This season’s flu vaccine protects against three different strains of flu virus. It doesn’t protect against the newer H3N2 variant virus that is showing up in other parts of the country. Most cases of this new virus have been from direct contact with pigs at county fairs. There are no reported cases in our state.
“Using good health manners like washing your hands, covering your cough, and staying home when you’re sick can help keep away flu and other respiratory illnesses, like whooping cough,” Dr. Hayes said. “Remember, we still have a whooping cough epidemic in our state.”
The Department of Health bought more than 721,000 doses of flu vaccine for kids. All recommended vaccines, including whooping cough, are provided at no cost for Washington children through age 18. The department also bought Tdap (tetanus, diphtheria, and pertussis) vaccine for uninsured and underinsured adults, so cost isn’t a barrier for them, either.

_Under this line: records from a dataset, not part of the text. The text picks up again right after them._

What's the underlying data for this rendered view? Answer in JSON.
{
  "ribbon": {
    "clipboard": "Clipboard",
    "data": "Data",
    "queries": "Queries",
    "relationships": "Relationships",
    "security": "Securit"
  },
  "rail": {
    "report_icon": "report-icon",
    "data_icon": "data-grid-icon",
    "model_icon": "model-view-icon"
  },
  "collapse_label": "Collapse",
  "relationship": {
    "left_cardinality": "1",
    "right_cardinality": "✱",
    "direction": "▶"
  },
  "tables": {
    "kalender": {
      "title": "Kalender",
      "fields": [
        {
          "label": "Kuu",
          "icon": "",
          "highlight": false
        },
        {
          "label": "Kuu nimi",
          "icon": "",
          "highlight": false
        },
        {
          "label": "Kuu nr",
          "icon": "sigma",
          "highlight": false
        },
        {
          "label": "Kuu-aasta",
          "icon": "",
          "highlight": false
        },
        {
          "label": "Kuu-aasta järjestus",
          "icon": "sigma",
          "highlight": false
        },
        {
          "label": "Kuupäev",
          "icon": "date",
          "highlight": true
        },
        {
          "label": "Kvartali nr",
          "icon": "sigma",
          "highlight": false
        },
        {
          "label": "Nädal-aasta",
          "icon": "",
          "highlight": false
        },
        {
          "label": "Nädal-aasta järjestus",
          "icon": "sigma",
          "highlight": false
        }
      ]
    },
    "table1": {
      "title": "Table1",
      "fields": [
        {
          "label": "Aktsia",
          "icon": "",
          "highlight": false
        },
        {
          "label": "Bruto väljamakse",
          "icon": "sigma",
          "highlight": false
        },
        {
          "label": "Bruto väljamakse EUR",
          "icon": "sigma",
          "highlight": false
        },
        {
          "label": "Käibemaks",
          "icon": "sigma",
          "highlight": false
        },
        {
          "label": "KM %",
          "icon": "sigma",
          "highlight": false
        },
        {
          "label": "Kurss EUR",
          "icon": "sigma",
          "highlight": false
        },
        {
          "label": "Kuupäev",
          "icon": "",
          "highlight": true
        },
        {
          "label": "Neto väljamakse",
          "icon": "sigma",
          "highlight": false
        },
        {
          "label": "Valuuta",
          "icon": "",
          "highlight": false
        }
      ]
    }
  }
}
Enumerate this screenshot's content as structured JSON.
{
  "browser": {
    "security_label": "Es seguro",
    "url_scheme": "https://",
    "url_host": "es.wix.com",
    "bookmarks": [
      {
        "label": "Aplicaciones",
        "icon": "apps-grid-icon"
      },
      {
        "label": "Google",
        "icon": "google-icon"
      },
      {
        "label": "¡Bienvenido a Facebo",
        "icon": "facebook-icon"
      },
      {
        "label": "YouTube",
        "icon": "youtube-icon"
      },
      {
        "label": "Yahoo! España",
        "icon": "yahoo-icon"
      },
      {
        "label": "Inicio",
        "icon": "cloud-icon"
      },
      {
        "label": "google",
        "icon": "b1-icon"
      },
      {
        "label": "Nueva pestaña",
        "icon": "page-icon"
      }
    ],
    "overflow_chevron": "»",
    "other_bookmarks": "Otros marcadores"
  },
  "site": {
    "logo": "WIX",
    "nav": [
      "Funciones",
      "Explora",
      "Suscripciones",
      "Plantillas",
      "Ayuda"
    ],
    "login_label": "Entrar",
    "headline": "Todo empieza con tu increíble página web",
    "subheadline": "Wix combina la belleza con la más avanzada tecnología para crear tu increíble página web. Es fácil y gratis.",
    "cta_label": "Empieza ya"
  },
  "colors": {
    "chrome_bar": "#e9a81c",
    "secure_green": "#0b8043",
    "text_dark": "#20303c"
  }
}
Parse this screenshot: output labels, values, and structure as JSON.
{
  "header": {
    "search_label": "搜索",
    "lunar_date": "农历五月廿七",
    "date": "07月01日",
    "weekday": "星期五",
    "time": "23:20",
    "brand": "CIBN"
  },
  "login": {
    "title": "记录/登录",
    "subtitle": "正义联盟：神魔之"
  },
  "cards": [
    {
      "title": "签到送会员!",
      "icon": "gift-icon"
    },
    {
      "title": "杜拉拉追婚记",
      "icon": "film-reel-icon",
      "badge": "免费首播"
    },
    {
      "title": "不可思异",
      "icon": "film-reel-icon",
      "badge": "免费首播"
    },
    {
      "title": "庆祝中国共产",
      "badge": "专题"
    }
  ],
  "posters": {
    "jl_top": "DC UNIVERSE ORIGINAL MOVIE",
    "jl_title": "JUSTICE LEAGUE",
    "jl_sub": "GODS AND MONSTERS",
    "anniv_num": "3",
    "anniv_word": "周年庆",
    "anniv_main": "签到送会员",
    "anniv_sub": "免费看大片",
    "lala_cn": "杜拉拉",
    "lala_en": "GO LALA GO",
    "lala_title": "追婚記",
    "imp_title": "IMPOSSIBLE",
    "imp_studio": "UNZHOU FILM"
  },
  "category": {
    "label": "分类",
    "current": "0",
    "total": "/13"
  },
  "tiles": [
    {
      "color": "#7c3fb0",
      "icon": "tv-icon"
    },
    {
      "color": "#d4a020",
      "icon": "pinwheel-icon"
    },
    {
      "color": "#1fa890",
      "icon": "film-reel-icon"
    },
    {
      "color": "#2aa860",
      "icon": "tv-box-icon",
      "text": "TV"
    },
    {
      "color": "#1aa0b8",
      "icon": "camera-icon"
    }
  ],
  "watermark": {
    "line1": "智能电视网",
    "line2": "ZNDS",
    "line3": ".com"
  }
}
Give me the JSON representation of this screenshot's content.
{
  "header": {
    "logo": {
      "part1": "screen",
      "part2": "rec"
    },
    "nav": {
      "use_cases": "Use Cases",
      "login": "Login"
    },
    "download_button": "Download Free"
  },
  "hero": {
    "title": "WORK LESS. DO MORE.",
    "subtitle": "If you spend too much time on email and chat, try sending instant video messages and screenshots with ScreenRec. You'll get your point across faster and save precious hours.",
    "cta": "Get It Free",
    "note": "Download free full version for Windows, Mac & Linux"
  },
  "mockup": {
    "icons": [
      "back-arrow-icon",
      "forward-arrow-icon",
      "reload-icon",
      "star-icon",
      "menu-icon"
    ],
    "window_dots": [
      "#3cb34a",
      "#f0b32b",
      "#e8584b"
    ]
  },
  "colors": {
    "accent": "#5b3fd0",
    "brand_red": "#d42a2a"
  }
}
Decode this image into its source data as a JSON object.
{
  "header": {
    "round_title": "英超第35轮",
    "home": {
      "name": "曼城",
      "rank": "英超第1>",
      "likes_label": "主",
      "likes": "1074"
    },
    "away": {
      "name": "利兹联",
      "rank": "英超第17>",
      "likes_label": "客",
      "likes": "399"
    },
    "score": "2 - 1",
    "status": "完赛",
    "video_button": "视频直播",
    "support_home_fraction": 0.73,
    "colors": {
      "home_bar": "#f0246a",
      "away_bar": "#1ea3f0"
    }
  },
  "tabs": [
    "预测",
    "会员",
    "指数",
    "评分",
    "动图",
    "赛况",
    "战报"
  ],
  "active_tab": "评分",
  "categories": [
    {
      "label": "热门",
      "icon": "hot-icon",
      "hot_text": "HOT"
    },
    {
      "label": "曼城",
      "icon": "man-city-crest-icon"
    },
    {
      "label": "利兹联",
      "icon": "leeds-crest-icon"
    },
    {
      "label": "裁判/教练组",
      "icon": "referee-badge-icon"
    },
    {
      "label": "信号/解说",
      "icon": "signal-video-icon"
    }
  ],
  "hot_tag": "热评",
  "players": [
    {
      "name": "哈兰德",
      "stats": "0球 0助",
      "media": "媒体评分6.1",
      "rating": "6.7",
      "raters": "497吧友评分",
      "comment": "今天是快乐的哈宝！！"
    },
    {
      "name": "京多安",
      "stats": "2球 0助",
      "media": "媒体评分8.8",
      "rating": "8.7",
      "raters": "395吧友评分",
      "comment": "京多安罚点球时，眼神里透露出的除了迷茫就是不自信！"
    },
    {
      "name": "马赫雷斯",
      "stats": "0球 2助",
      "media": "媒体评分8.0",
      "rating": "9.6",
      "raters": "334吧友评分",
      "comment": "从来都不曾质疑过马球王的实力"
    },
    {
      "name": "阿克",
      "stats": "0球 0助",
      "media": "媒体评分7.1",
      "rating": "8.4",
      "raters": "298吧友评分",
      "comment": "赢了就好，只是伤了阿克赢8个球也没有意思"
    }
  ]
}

Health care providers may charge an office visit fee and an administration fee to give the vaccine. People who can’t afford the administration fee can ask to have it waived. Many health plans cover flu vaccines as preventive care. To find a health care provider or immunization clinic, contact your local health agency or the Family Health Hotline at 1-800-322-2588. Information about flu and flu vaccine is available on our website.